Importantly, the LGBT rights campaigner emphasized, "The ruling does not permit anyone to discriminate against LGBT people. Such discrimination rightly remains unlawful. Ashers did not discriminate against the customer, Gareth Lee, because he was gay. They objected to the message he wanted on the cake: Support gay marriage."
"Discrimination against LGBT people is wrong," Tatchell added. "But in a free society, people should be able to discriminate against ideas that they disagree with. I am glad the court upheld this important liberal principle."
While the cake Jack Phillips refused to bake did not include an explicit message in icing supporting same-sex marriage, Phillips refused to bake a cake because that cake would celebrate a same-sex wedding. Like the McArthurs, he objected to the message his cake would send, not to the sexual orientation of the person requesting the cake. For this reason, the U.S. Supreme Court should look to the Asher's decision for Masterpiece and other similar cases.
Hale demonstrated, beyond a shadow of a doubt, that it is possible to defend LGBT people's rights against discrimination and the religious freedom and free speech rights of people like Daniel and Amy McArthur and Jack Phillips. Furthermore, Britain has effectively shamed the U.S. by getting this important free speech situation right before America did. Now the U.S. Supreme Court needs to take the hint.
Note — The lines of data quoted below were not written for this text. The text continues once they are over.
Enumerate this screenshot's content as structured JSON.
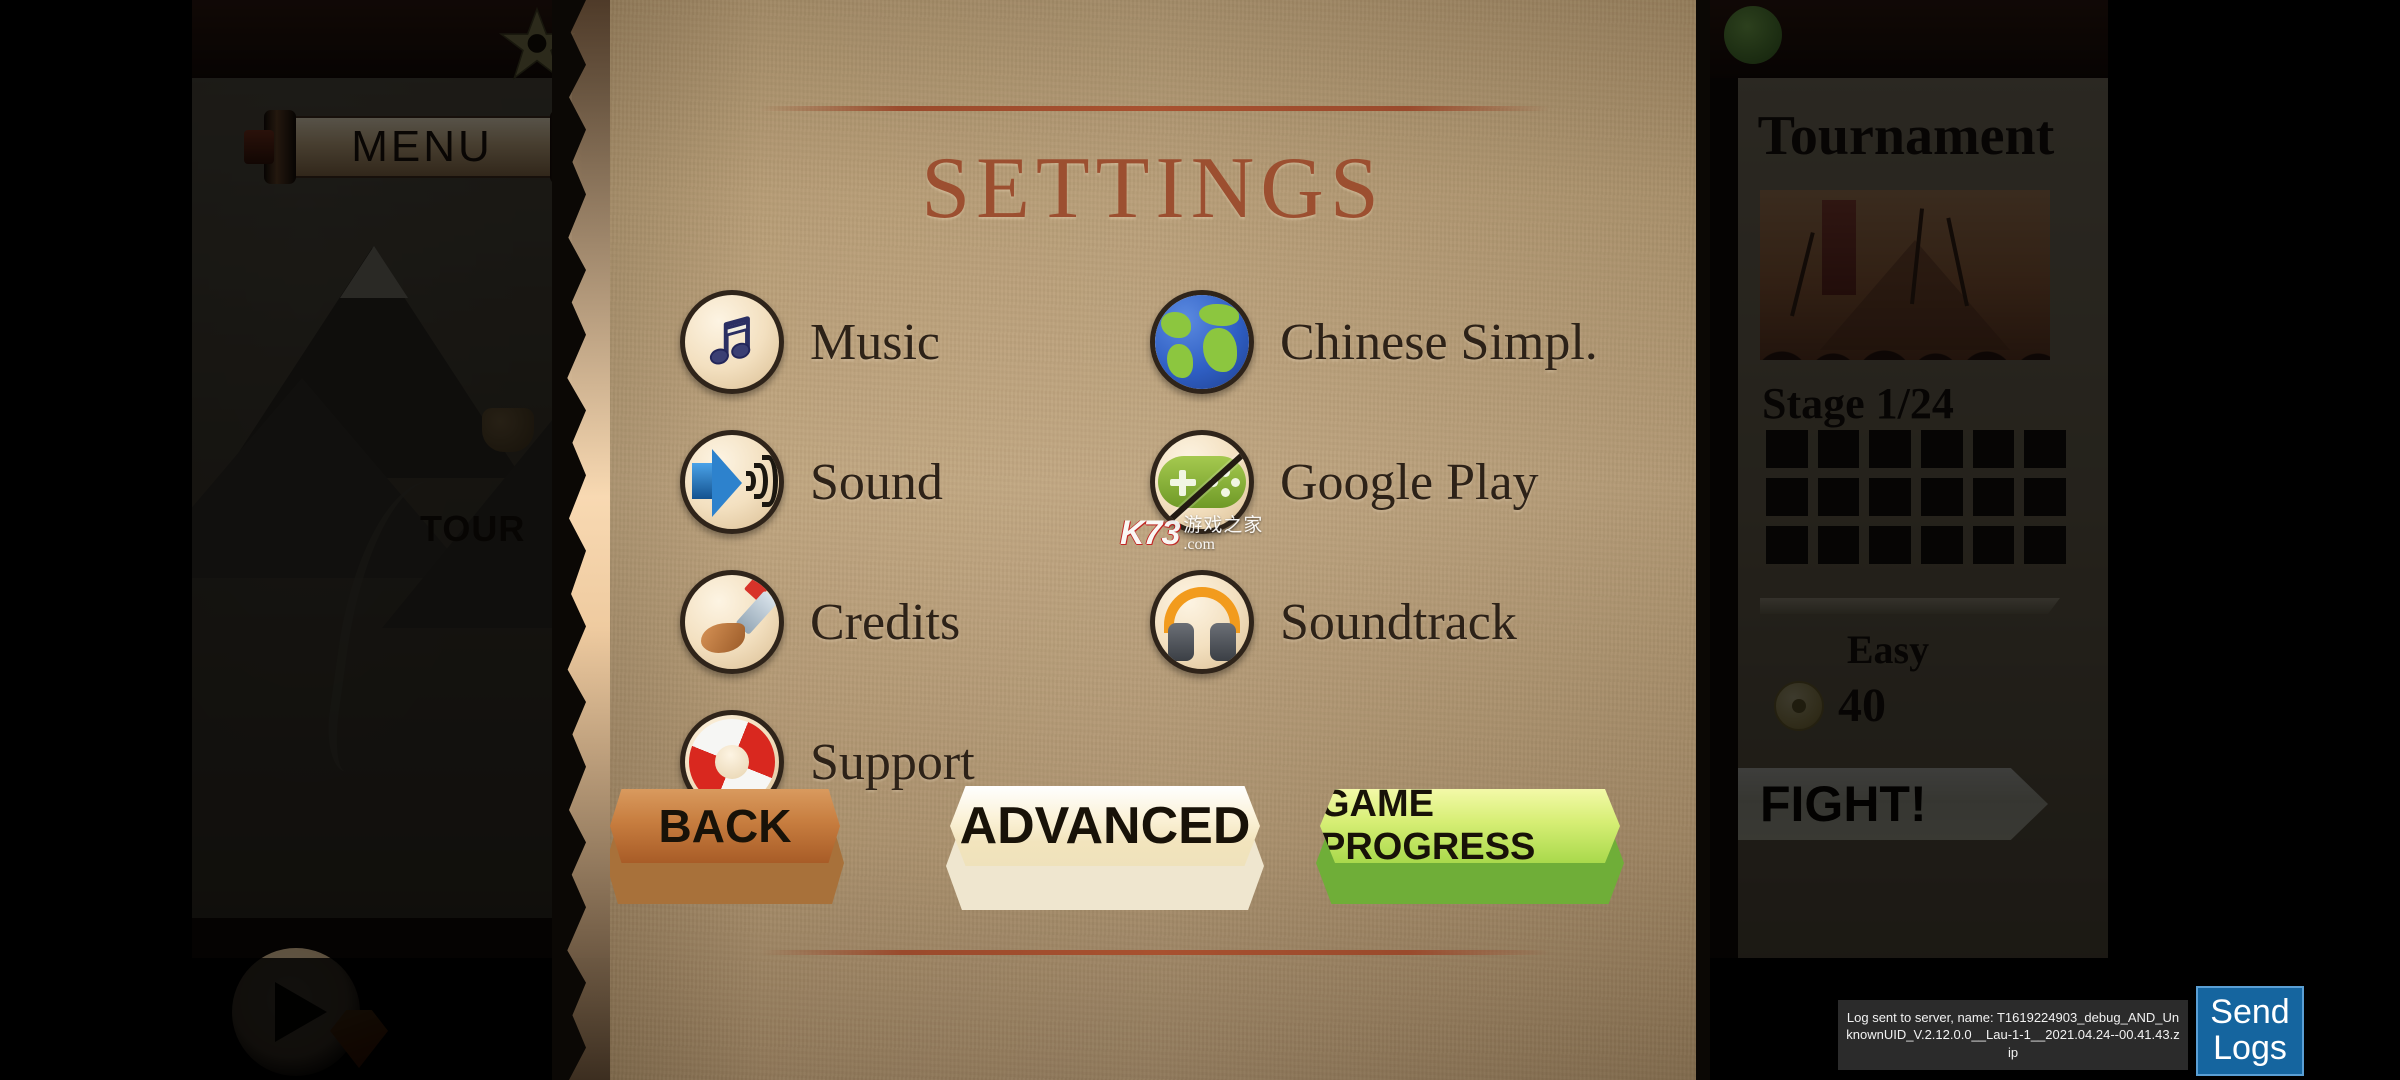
{
  "background": {
    "left_panel": {
      "menu_label": "MENU",
      "map_label": "TOUR",
      "star_icon": "shuriken-star-icon",
      "play_icon": "play-button-icon",
      "gem_icon": "gem-icon"
    },
    "right_panel": {
      "title": "Tournament",
      "stage_label": "Stage 1/24",
      "difficulty": "Easy",
      "coin_amount": "40",
      "fight_label": "FIGHT!",
      "stage_cells": 18,
      "leaf_icon": "leaf-badge-icon"
    }
  },
  "modal": {
    "title": "SETTINGS",
    "options_left": [
      {
        "label": "Music",
        "icon": "music-note-icon",
        "disabled": false
      },
      {
        "label": "Sound",
        "icon": "speaker-icon",
        "disabled": false
      },
      {
        "label": "Credits",
        "icon": "paintbrush-icon",
        "disabled": false
      },
      {
        "label": "Support",
        "icon": "life-ring-icon",
        "disabled": false
      }
    ],
    "options_right": [
      {
        "label": "Chinese Simpl.",
        "icon": "globe-icon",
        "disabled": false
      },
      {
        "label": "Google Play",
        "icon": "gamepad-icon",
        "disabled": true
      },
      {
        "label": "Soundtrack",
        "icon": "headphones-icon",
        "disabled": false
      }
    ],
    "buttons": {
      "back": "BACK",
      "advanced": "ADVANCED",
      "game_progress": "GAME PROGRESS"
    },
    "colors": {
      "title": "#9c4f30",
      "paper": "#bfa47d",
      "rule": "#a8512f",
      "back_button": "#c77d3f",
      "advanced_button": "#f2e4bd",
      "progress_button": "#a9d94c"
    }
  },
  "watermark": {
    "brand": "K73",
    "chinese": "游戏之家",
    "domain": ".com"
  },
  "log_toast": {
    "message": "Log sent to server, name: T1619224903_debug_AND_UnknownUID_V.2.12.0.0__Lau-1-1__2021.04.24--00.41.43.zip",
    "send_button_line1": "Send",
    "send_button_line2": "Logs",
    "accent": "#15659f"
  }
}
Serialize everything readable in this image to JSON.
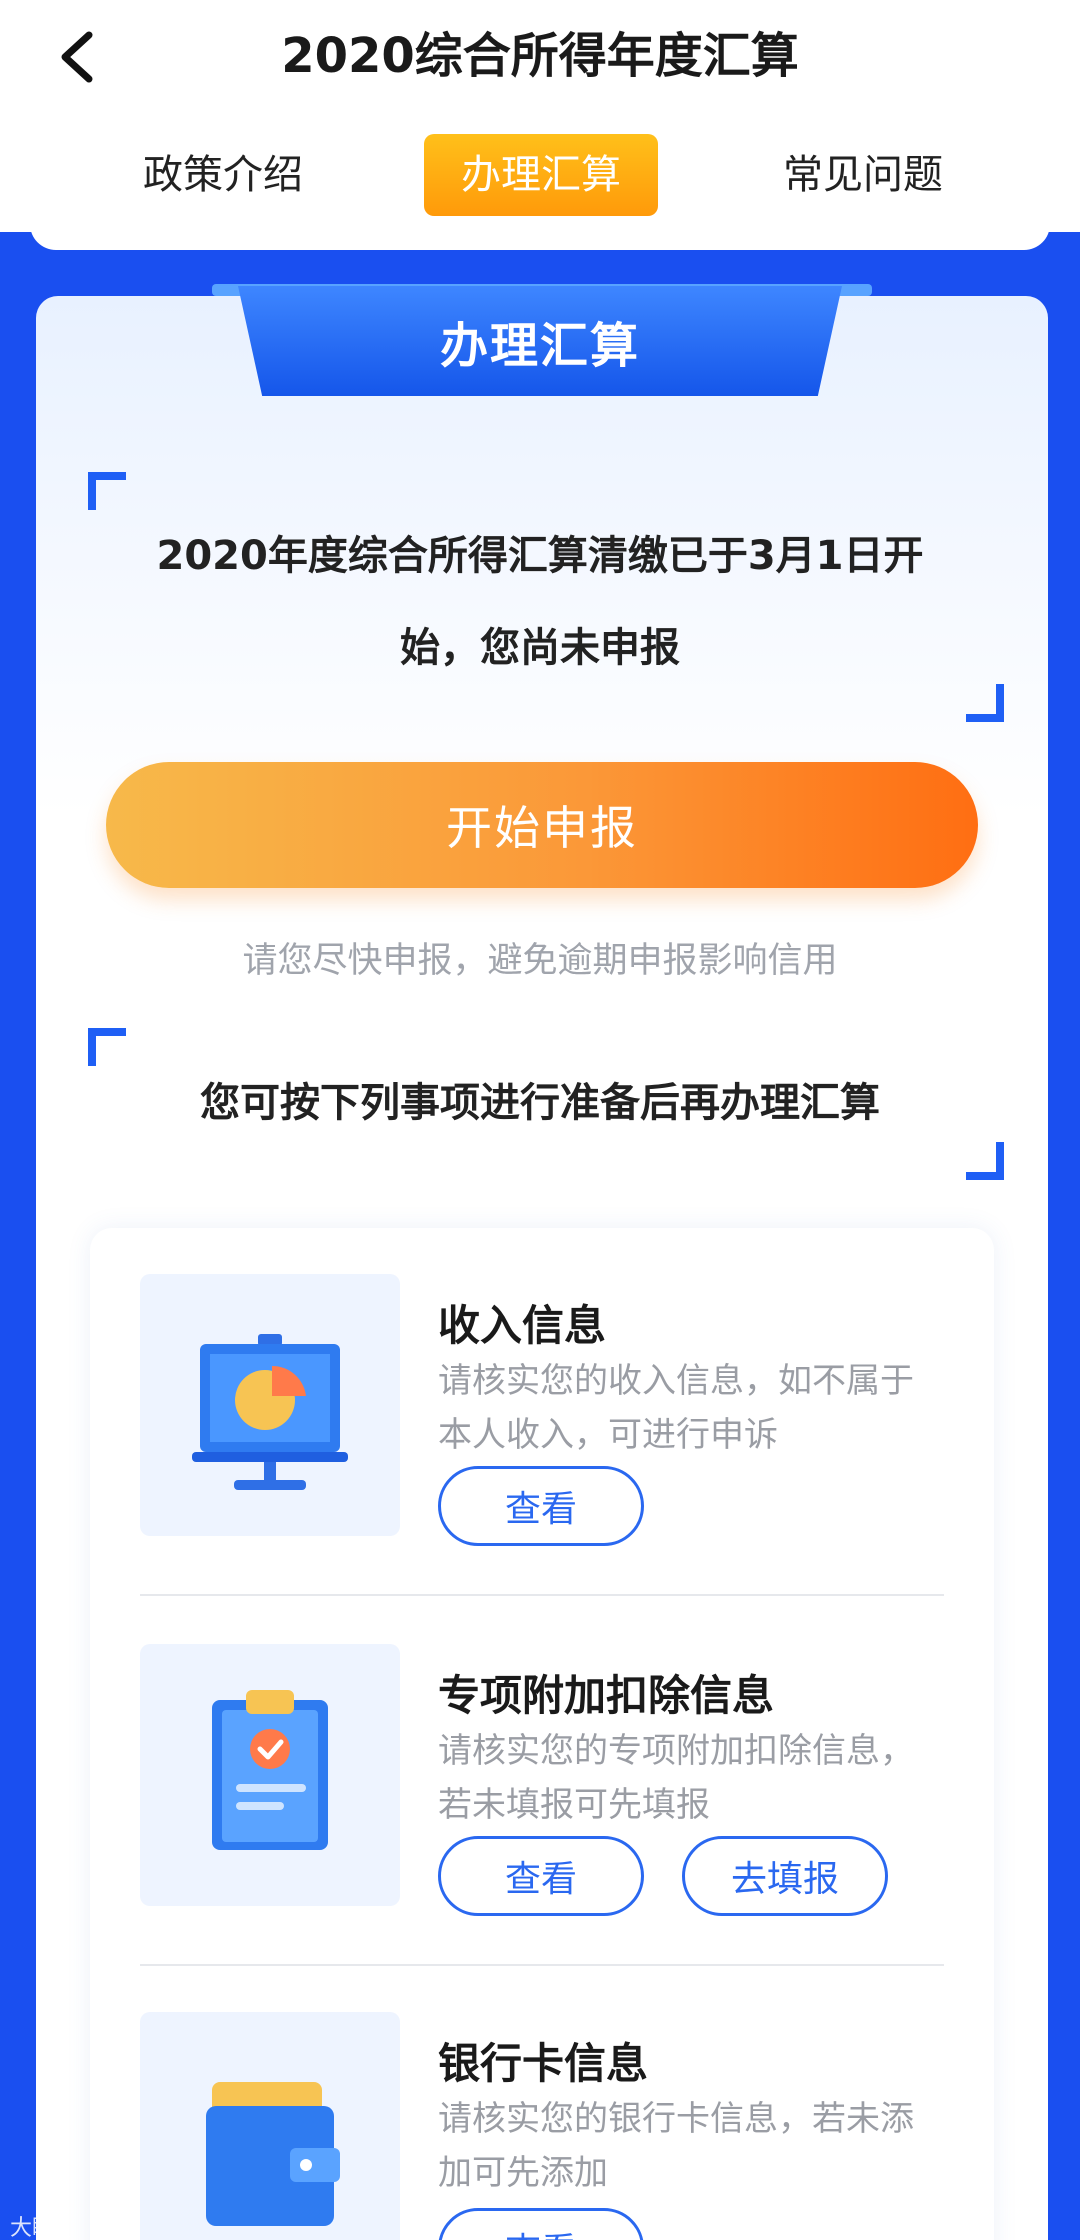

Follow the author of this article on Twitter at @Tyler2ONeil.